Refugia for biological diversity in arid and semi-arid Australia

Biodiversity Series, Paper No. 4
S.R. Morton, J. Short and R.D. Barker, with an Appendix by G.F. Griffin and G. Pearce
Biodiversity Unit
Department of the Environment, Sport and Territories, 1995

12. Refugia in the Northern Territory (continued)

12.6. Reference number NT6

Refuge area: Carpentarian sandstone

Biogeographic region: Gulf Fall and Uplands

Type of refuge: Gorges/mountain ranges

Lat./Long. Centred on 17°S / 137°E

Quality of refuge: Extremely significant (7)

Area (km²): <10,000

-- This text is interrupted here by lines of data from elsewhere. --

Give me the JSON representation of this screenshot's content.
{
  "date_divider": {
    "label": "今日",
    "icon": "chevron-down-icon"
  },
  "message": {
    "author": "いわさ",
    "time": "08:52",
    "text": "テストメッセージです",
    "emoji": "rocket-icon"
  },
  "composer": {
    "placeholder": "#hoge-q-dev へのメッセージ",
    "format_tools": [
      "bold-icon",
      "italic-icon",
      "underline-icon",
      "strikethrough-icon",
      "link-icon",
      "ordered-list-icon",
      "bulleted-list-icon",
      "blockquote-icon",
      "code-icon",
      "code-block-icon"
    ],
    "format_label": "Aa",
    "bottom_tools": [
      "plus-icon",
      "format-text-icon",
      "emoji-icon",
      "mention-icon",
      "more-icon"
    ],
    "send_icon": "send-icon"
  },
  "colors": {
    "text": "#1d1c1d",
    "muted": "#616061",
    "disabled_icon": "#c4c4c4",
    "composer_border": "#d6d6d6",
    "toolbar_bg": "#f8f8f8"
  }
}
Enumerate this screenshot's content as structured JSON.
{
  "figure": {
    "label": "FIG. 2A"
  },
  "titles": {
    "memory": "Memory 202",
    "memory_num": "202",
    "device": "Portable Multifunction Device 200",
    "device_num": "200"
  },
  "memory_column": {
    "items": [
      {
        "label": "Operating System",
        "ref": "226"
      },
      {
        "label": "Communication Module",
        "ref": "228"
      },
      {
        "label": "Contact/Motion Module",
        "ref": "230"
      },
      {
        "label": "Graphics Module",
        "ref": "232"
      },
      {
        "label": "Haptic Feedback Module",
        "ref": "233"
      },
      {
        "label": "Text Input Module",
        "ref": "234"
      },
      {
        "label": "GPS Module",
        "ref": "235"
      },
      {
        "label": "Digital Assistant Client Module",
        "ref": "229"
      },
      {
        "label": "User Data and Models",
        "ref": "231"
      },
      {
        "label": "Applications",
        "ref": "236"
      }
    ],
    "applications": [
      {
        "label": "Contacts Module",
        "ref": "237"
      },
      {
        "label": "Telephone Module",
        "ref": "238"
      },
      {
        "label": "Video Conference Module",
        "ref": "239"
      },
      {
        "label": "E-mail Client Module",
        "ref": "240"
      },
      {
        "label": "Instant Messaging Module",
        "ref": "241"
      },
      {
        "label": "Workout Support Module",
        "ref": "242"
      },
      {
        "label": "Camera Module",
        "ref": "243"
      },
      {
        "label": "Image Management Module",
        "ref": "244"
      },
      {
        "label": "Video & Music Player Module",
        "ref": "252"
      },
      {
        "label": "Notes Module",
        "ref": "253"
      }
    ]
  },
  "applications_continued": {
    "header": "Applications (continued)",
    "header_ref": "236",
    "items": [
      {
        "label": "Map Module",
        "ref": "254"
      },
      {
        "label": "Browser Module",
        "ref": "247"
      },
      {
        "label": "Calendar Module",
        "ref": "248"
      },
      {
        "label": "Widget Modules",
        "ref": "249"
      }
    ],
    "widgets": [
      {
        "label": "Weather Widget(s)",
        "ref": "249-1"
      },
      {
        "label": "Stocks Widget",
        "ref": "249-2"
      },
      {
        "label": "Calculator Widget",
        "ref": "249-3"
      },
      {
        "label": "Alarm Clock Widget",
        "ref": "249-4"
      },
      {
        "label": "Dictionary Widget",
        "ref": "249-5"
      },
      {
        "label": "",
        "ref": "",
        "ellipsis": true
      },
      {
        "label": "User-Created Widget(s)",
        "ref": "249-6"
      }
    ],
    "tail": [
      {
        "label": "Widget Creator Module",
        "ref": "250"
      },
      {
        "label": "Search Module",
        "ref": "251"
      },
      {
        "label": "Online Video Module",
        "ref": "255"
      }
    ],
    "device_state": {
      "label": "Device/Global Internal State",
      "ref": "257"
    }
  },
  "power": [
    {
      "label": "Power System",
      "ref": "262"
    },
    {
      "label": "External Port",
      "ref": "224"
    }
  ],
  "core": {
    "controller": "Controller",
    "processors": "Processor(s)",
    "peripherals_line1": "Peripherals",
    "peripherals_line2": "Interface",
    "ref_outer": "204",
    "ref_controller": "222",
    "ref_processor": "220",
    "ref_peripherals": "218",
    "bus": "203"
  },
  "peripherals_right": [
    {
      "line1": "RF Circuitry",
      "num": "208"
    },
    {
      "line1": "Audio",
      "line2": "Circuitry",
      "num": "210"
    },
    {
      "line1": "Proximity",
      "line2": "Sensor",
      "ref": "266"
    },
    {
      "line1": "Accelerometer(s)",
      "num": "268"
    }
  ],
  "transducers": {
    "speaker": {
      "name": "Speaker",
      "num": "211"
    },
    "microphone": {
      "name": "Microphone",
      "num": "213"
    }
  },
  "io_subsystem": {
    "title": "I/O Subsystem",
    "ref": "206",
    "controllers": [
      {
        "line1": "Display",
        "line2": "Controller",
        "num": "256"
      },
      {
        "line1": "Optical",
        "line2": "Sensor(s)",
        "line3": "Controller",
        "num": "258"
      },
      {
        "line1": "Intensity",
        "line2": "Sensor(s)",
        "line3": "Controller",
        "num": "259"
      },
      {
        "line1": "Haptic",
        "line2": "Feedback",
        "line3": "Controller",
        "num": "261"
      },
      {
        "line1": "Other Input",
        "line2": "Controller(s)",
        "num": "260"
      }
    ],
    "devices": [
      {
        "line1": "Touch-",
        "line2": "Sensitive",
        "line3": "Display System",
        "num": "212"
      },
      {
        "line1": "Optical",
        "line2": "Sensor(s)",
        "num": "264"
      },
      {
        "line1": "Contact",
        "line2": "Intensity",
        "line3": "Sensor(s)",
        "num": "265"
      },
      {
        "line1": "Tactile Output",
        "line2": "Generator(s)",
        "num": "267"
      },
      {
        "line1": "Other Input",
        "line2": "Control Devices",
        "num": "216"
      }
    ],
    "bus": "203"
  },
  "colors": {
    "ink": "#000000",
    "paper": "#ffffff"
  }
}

Chief refuge value

A range of endemic and rare species confined to sandstone escarpments and rainforest remnants or vine thickets.

General description

An extensive area of highly dissected sandstone country with a sub-tropical climate. Relatively dependable seasonal rainfall allows the persistence of rainforest remnants and thickets in gorges within the complex, and many sandstone-specialists occur on the drier sandstone substrates1.

ANZECC-listed species

The ghost bat Macroderma gigas (V) occurs, as do the Carpentarian grasswren Amytornis dorotheae (V) and the Gouldian finch Erythrura gouldiae1,2.

Regional endemics

The Carpentarian rock-rat Zyzomys palatalis and an undescribed species of pebble-mound mouse Pseudomys sp. appear confined to the area1,3,4. In addition, a gecko Gehyra borroloola and the plants Astartea intratropica, Calytrix mimiana, Melaleuca aff. symphyocarpa and Trachymene glandulosa are probably endemic1.

Relict species

The vine thickets scattered along the rivers through the sandstone country probably contain relict species, including undescribed species of ferns1.

Other significant species

The plants Fimbristylis clavata, F. dolera, Tiliacora australiana, Brachychiton collinus, Livistona rigida, Arenga australasica and Heterodendrum tropica occur among sandstone1.

Key threats

Poor pastoral management and feral animals; fire management.

Land tenure

Pastoral leases, Aboriginal land.

Key references

1. Northern Territory Department of Lands and Housing (1991)

2. McKean and Martin (1989)

3. Kitchener (1989)

4. Menkhorst and Woinarski (1992)